David Weil, a doctoral student at Princeton now in Turkey on a research fellowship, said those he saw celebrating the putsch's failure didn't seem to acknowledge in any way "that it was the increasing authoritarianism and incompetence of the ruling government" that led to the attempt to remove Erdogan from power.
Photojournalist Mustafa Cambaz also died following calls by Erdogan for supporters to oppose the coup attempt, killed by gunfire in the streets of Istanbul.
The coup attempt seems to have been decisively quashed, with almost 6,000 military personnel in custody. The same official said the situation in Konya was "under control" after coup backers there also resisted arrest. Behind this solidarity of the diverse is one shared understanding: Democracy today stands as the most valuable asset to protect the rights of all people. A Turkish brigadier general at the base has already been detained for his alleged role in Friday's uprising, and news reports say refueling aircraft that took off from the base helped keep F-16s used by the coup-plotters up in the air.
Harsh rhetoric aside, it's not clear how far Turkey is willing to go to try to force Washington to return the cleric. A government official said autopsies have been completed on 165 people, including 115 reclaimed by their families.
The official, who spoke on condition of anonymity in line with government protocol, initially reported there were clashes in the area.
"No, the attempted coup in Turkey was not a "gift from God", as declared by the president", stated the Neue Zürcher Zeitung newspaper on Monday. The Turkish flag was hung on Saturday in support of the government following the attempted coup.
The crackdown targeted not only generals and soldiers, but a wide swath of the judiciary that has sometimes blocked Erdogan, raising concerns that the effort to oust him will push Turkey even further into authoritarian rule.
On Sunday, however, it appears Erdogan's popularity online increased.

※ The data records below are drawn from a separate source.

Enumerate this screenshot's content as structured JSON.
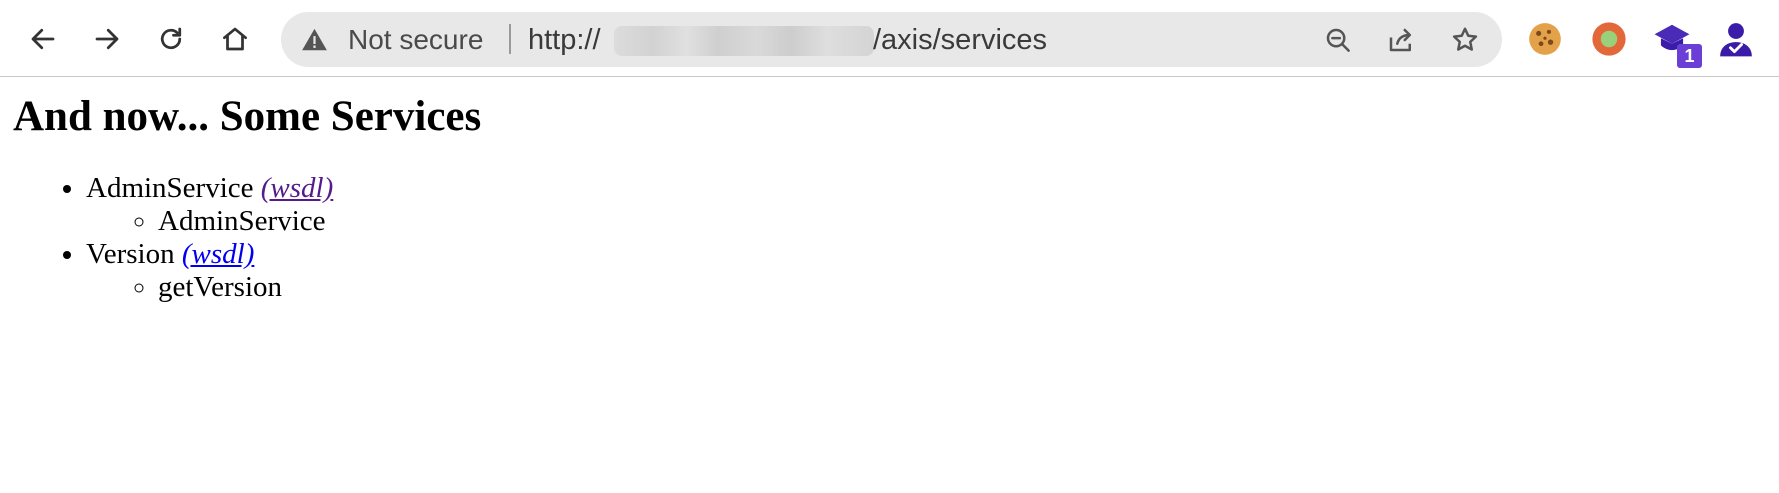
{
  "browser": {
    "security_label": "Not secure",
    "url_scheme": "http://",
    "url_path": "/axis/services",
    "icons": {
      "back": "arrow-left-icon",
      "forward": "arrow-right-icon",
      "reload": "reload-icon",
      "home": "home-icon",
      "warning": "warning-triangle-icon",
      "zoom": "zoom-out-icon",
      "share": "share-icon",
      "bookmark": "star-icon"
    },
    "extensions": [
      {
        "name": "cookie-extension-icon"
      },
      {
        "name": "orange-circle-extension-icon"
      },
      {
        "name": "graduation-cap-extension-icon",
        "badge": "1"
      },
      {
        "name": "profile-avatar-icon"
      }
    ],
    "colors": {
      "omnibox": "#e8e8e8",
      "badge": "#6b3fd6",
      "profile": "#3b1ca8"
    }
  },
  "page": {
    "heading": "And now... Some Services",
    "services": [
      {
        "name": "AdminService",
        "wsdl_label": "(wsdl)",
        "visited": true,
        "operations": [
          "AdminService"
        ]
      },
      {
        "name": "Version",
        "wsdl_label": "(wsdl)",
        "visited": false,
        "operations": [
          "getVersion"
        ]
      }
    ]
  }
}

"Just a small group from Turkish armed forces stood up against our government ... but we, the Turkish nation, stand together and repulse it back", said Gozde Kurt, a 16-year-old student at a morning rally in Istanbul. The usually buzzing airport was eerily quiet. "Our wish is that such coups never happen in Turkey, but it happens".
Officials claimed the judges and the coup plotters were loyal to moderate cleric Fethullah Gulen, whom Erdogan has often accused of attempting to overthrow the government.
Gulen, who lives in Saylorsburgh, Pennsylvania, espouses a philosophy that blends a mystical form of Islam with democracy. Gulen fled Turkey in 1999 and was accused of trying to overthrow government. He strongly denies the government's charges.
"I don't believe the US will honor a request that is based on the enmity of a regime, which is recognized as dictatorial and has lost all of its credibility in the eyes of the world", Mr. Gulen said from his home in rural Pennsylvania, where he has lived in self-imposed exile since 1999. Tensions between the US and Turkey are certain to rise as Ankara presses its allegation that Mr. Gulen is a criminal guilty of treason.
Suleyman Soylu, Turkey's labour minister, went further than Erdogan, suggesting the United States was behind the coup.